Ahmed J Versi
Armed Forces Muslim Association held its annual Eid event at the RAF Northolt on October 2. Chief of Defence Personnel and President of the Armed Forces Muslim Association (AFMA), Lieutenant General Andrew Gregory, reiterated his desire to have more Muslims within the Armed Forces so that they are representative of the society that they serve and protect.
“We’re very proud that we have nearly 500 Muslims serving in the Army, Marines, Navy and RAF. The Armed Forces shares the values of the Muslim faith and protects our values at home and abroad. The values of the British Army are ones that everyone in the room can identify with; courage, loyalty, integrity, discipline, selflessness commitment and respect for others. Within the British Army we take pride in up-skilling people, giving them training and helping them to progress the careers,” he said in his keynote speech.
He said that the army has implemented a number of issues that support Muslims in the Army, from creating the AFMA to halal ration packs, and “we will continue to build on this.”
Chair of the AFMA, Captain Naveed Muhammed, said: It’s hugely important for me that the Armed Forces are celebrating events in the Islamic calendar – for the Muslim serving personnel who work tirelessly to protect the UK’s interests, and for the wider Muslim community – for them to be here today learning more about the values and aims of the Armed Forces.”
The theme of this year’s event was, ‘Our Youth, Our Future, Our Heroes, Our History’. To this end the event was attended by the Association of Muslim Schools and the Forgotten Heroes 14-19 Foundation.
Chairman from the Association of Muslim Schools, Ashfaque Chowdhury, said he wanted Muslims to join the armed forces. “I want to see some of my pupils join the Armed Forces.” He said Muslims, as part of the British society, “need to participate in protecting the country.

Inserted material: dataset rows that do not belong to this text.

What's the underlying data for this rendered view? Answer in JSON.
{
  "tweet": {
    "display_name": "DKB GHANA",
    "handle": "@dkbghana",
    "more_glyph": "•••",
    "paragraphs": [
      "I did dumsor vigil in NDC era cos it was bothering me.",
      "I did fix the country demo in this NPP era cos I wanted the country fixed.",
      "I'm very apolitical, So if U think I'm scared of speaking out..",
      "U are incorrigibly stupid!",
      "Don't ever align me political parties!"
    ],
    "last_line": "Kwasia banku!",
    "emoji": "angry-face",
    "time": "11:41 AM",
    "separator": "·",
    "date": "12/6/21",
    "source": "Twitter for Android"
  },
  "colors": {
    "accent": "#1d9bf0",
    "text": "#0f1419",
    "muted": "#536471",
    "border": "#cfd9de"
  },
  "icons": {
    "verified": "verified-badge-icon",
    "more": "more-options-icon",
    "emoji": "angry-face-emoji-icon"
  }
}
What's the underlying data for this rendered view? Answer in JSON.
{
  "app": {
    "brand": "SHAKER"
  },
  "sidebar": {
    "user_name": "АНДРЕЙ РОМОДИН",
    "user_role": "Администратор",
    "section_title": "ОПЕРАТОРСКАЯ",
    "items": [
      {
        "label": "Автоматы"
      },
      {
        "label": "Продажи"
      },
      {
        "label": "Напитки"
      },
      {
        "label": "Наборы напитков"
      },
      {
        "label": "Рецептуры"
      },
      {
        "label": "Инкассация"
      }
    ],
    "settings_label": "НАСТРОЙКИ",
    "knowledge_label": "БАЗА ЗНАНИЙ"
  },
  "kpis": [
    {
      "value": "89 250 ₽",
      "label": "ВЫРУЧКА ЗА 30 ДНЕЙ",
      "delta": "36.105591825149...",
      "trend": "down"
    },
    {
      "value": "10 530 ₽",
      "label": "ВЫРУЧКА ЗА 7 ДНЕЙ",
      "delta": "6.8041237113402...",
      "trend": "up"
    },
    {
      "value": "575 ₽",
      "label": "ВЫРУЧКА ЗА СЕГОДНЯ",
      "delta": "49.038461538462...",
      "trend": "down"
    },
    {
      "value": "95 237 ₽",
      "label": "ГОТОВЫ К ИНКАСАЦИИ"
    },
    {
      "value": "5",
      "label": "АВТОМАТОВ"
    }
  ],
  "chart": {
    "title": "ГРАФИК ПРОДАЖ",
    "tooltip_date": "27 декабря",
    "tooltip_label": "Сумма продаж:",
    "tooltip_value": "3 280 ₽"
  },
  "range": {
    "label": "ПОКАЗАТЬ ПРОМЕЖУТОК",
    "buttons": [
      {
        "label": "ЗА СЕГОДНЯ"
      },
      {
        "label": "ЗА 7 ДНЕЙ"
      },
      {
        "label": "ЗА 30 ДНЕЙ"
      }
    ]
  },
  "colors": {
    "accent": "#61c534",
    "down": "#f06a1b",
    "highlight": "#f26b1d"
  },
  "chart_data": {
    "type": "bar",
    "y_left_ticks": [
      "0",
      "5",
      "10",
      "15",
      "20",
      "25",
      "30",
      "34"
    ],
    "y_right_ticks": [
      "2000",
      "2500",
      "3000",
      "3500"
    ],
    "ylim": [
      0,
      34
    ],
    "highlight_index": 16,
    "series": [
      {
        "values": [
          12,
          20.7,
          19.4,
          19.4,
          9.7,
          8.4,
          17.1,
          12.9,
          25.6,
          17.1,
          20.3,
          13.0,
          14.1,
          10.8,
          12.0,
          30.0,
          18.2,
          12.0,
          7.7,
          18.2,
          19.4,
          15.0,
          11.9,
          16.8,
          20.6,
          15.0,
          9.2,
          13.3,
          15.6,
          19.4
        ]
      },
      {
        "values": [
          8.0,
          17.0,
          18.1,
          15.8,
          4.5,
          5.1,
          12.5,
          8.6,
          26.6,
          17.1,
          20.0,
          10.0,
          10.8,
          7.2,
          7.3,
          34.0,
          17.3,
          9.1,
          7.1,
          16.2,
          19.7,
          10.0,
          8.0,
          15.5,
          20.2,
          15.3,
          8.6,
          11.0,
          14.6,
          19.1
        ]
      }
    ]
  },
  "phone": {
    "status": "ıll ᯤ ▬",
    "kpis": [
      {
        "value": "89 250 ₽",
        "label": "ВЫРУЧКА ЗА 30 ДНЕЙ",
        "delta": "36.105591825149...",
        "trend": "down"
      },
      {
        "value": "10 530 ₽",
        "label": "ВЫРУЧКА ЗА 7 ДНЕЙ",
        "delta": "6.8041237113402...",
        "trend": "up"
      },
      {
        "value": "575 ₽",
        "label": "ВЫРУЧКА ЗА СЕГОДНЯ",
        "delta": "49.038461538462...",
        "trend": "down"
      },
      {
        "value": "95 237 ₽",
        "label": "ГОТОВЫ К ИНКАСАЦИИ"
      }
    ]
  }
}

It’s important that the Armed Forces have reached out to the Muslim community, and an important step has been taken tonight in celebrating Eid together.”
Luke Ferrier from the Forgotten Heroes 14-19 Foundation, paid tribute to the citizens of North Africa who served in the Western Front during World War I. He brought context to the relationship between the Armed Forces and the Muslim community by drawing attention to the number of Muslims who had served in World War I.
“Over 280,000 men from Algeria, Morocco and Tunisia fought in Belgium and France during World War I. As many as 45,000 never retuned home, and many more were wounded in some of the bloodiest engagements on the Western Front.”